For this recipe you’ll need:

  • 3 pound head of white cabbage (see note)
    2 tablespoons kosher salt
    1 teaspoon caraway seeds, if desired
    1 quart glass jar (see note)
        1. Quarter the cabbage, then slice or shred thinly.

        2. Put the cabbage in a large bowl and toss with salt. You can cover the cabbage and let it sit until the cabbage starts to break down and the juices are released, about 30 minutes. Or, you can choose the more laborious but quicker method and toss and squeeze the cabbage with your hands for about 5 to 6 minutes until it breaks down.

        3. If you are adding the caraway seeds, toss them in at this time.

        4. Pack the cabbage into the sanitized jar tightly. Use a spoon to smash it down. This squeezes the juices out of the cabbage and allows you to get 3 pounds of cabbage into the jar.

        5. Ideally, you will now have enough cabbage juice to cover the cabbage. If not, you will need to make a brine to top it off. Use 4 ½ teaspoons of salt to 1 quart of spring water. Just dissolve the salt in the water and put the rest in the fridge to brine something else like a pork chop or a chicken breast! I often hear people cover the kraut with a towel while it is fermenting, but as far as I can tell, there is no reason for that unless you aren’t willing to burp the jar now and then. I simply put the lids on the jars and set them in a room temperature place to ferment.

        6. The next day, make sure to burp the jar by simply taking the lid off. This is a good time to also confirm the cabbage is underneath the brine. Check the kraut every few days and remove any film, foam or funny stuff floating on the top. You will see bubbling, and that is simply the fermentation happening. When it stops, it's done. If you want to ferment it less, it will be lightly fermented after only a week but usually at 4 weeks, you would consider it completely fermented. Once it is done, pop it in the fridge. It will last for a very long time, or you can can it.

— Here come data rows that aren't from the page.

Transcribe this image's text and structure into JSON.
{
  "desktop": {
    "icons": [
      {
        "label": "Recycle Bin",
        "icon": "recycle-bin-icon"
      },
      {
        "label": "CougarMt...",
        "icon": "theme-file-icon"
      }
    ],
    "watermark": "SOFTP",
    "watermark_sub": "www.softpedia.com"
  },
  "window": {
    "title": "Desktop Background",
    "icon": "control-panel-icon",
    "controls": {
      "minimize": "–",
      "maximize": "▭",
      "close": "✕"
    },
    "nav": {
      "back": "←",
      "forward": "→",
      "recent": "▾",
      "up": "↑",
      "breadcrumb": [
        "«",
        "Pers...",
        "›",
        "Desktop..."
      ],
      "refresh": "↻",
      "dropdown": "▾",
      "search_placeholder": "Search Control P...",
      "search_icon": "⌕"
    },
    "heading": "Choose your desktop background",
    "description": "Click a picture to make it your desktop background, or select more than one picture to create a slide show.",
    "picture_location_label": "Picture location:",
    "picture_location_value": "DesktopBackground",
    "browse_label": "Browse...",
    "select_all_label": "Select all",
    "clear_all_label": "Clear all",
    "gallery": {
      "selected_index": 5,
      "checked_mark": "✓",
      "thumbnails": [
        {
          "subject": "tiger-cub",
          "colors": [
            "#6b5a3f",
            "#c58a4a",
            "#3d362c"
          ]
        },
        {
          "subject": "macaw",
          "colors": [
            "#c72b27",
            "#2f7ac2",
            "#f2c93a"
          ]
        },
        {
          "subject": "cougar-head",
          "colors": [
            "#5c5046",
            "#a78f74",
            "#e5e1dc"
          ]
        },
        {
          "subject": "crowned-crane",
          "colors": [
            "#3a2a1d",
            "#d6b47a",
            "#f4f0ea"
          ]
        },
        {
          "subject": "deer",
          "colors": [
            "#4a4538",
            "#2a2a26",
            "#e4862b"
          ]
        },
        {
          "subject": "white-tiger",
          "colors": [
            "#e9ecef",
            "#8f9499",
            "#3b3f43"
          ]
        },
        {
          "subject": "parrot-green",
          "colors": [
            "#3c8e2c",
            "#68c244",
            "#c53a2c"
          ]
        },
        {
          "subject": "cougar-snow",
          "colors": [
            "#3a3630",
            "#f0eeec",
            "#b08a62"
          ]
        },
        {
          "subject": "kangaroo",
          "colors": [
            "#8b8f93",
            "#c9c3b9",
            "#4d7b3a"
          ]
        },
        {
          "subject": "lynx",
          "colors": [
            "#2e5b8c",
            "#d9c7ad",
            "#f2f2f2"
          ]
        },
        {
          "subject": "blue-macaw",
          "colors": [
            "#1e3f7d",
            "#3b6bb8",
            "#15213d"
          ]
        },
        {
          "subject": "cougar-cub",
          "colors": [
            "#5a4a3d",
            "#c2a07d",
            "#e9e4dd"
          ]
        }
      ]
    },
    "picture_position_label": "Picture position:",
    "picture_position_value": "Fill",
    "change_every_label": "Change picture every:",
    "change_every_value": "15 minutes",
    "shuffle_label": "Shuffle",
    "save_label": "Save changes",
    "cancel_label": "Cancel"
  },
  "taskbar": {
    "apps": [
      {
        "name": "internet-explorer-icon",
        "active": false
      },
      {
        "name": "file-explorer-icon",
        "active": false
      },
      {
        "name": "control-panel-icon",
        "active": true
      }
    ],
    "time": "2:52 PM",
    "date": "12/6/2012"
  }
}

        7. One of the reasons to make your own sauerkraut is so that it doesn’t have to be cooked, like it is in the can. So canning could pose a problem if you follow most directions for it which is to process the quart jars in boiling water for 25 minutes or 20 for pint jars. So if you want cooked sauerkraut, follow those rules. However, if you want more of a fresh sauerkraut then put your filled jars in your water bath canner and bring just to a simmer, remove from water, bring to room temperature and store in a cool dark place. These should keep for a year, just make sure to date the jars!


          Use the freshest cabbage available. You can tell a head of cabbage is fresh in part by its weight. If it is very heavy and feels solid, that is the best indicator. It means the cabbage is full of moisture, and moisture is what you need in your sauerkraut.

          A large jar is easy to use for this recipe because it's easy to sanitize, and you don’t have to figure out how to weight the kraut down. Wash the jar and lid, rinse them well and put them in a 200-degree oven for 30 minutes. This method works especially well if you are doing multiple batches because the jars can stay in the oven until you are ready to use them.